Start of GIVEN RECORDS
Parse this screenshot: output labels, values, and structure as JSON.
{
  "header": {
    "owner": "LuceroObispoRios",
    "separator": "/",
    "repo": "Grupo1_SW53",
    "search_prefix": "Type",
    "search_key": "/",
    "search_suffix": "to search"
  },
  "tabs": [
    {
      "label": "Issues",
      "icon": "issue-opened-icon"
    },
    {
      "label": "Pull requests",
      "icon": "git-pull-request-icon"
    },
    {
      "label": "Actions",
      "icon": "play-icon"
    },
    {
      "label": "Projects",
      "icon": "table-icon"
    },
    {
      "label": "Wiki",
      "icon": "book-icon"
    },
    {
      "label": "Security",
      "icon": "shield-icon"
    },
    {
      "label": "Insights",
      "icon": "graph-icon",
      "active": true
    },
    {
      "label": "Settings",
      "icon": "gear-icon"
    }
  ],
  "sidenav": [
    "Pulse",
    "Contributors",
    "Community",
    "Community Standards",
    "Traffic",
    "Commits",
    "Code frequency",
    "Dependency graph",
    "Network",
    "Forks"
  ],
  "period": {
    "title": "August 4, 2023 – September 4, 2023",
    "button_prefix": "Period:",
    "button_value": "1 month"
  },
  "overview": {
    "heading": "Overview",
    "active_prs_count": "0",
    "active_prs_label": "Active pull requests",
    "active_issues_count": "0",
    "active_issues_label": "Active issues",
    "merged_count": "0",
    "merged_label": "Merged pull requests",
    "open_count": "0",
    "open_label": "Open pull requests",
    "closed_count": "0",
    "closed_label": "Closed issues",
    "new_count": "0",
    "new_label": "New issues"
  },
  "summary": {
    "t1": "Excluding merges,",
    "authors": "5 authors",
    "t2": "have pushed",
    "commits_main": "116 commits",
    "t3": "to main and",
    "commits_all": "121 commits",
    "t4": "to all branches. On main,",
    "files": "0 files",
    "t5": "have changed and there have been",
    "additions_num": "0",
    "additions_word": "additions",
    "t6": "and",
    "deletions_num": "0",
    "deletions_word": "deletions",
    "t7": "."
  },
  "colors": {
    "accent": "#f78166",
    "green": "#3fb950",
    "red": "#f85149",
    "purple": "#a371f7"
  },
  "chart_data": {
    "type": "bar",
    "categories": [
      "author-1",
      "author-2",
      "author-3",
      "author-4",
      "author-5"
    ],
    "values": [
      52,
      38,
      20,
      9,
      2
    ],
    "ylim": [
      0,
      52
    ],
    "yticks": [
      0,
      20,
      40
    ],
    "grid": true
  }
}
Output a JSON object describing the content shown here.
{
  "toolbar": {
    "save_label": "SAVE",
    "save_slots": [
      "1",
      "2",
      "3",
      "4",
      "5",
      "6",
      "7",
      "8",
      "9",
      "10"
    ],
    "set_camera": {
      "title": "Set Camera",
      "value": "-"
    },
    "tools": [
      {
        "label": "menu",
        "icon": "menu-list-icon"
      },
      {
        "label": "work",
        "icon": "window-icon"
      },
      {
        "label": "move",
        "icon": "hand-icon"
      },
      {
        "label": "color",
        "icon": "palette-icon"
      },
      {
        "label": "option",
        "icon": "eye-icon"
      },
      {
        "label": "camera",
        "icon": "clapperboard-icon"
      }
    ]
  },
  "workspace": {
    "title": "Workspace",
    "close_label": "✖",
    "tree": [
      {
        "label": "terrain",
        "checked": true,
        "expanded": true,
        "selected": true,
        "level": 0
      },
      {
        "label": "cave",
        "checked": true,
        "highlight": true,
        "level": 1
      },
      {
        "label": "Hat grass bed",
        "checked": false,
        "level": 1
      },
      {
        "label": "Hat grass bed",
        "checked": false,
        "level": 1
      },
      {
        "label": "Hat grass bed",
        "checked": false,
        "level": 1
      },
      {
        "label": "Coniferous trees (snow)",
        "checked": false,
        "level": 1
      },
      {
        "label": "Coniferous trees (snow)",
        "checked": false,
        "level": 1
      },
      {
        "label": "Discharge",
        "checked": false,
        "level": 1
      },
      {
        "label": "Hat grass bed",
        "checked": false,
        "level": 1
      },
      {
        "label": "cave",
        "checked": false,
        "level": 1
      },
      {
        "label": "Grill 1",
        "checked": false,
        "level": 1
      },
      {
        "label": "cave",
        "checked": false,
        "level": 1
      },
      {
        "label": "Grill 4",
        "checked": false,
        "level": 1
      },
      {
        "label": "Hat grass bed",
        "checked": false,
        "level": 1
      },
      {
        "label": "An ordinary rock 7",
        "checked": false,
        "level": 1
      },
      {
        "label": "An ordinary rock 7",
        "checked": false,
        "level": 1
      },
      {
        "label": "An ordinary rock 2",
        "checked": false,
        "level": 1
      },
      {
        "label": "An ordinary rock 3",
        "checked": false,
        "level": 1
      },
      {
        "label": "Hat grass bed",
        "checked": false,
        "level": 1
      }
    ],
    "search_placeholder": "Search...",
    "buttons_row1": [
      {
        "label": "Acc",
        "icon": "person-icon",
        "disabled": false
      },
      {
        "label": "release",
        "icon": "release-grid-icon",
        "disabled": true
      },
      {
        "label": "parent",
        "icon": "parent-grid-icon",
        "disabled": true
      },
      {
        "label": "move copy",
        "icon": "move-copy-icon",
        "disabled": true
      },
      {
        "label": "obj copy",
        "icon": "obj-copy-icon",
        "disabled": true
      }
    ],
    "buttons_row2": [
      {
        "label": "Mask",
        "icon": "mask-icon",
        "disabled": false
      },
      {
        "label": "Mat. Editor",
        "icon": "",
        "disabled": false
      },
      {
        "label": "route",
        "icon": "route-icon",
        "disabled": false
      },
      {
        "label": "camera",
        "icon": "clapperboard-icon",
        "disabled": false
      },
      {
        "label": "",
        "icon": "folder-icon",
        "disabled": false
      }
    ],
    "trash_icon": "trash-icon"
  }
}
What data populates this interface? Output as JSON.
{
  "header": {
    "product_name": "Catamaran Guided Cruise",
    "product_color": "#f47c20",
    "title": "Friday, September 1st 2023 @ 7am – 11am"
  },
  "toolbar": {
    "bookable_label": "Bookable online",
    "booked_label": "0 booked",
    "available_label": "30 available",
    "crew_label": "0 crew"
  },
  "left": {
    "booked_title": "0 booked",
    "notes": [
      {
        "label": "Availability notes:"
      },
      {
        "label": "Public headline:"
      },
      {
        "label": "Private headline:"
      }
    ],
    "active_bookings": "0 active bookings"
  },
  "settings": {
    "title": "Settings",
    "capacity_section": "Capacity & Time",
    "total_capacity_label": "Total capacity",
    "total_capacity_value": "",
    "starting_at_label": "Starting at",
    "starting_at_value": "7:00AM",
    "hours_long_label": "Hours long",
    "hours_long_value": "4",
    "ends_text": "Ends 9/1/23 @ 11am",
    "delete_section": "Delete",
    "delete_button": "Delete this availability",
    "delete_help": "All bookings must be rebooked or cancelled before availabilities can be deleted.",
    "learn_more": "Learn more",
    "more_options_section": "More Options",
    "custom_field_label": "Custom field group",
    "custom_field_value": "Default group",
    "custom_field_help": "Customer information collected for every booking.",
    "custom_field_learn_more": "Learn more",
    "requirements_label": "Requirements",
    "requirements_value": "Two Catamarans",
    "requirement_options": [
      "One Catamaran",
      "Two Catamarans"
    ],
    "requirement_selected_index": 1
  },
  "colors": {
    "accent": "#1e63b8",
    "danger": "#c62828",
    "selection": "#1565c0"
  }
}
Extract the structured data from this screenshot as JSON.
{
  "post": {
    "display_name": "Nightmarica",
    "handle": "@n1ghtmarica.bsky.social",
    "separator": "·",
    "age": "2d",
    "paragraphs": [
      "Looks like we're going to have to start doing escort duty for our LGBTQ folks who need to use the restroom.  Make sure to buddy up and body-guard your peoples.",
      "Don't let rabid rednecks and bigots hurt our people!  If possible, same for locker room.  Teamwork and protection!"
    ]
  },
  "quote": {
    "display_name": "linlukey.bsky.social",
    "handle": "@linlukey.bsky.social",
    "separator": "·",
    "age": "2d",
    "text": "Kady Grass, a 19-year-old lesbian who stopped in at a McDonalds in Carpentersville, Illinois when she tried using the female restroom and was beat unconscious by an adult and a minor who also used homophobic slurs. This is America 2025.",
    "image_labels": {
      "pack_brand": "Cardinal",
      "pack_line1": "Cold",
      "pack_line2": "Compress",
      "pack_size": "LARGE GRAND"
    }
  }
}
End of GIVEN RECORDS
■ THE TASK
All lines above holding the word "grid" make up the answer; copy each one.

■ RESPONSE TO THE EXERCISE
    "grid": true
        "icon": "release-grid-icon",
        "icon": "parent-grid-icon",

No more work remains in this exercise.